===== Data section

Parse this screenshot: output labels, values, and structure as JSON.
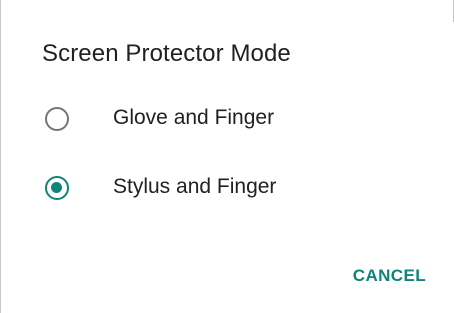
{
  "dialog": {
    "title": "Screen Protector Mode",
    "options": [
      {
        "label": "Glove and Finger",
        "selected": false
      },
      {
        "label": "Stylus and Finger",
        "selected": true
      }
    ],
    "cancel_label": "CANCEL"
  },
  "colors": {
    "accent": "#0f8478",
    "text": "#212121",
    "radio_unchecked": "#757575",
    "background": "#ffffff"
  }
}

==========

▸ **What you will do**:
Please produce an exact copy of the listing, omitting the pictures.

▸ **Solution to this task**:
Parse this screenshot: output labels, values, and structure as JSON.
{
  "dialog": {
    "title": "Screen Protector Mode",
    "options": [
      {
        "label": "Glove and Finger",
        "selected": false
      },
      {
        "label": "Stylus and Finger",
        "selected": true
      }
    ],
    "cancel_label": "CANCEL"
  },
  "colors": {
    "accent": "#0f8478",
    "text": "#212121",
    "radio_unchecked": "#757575",
    "background": "#ffffff"
  }
}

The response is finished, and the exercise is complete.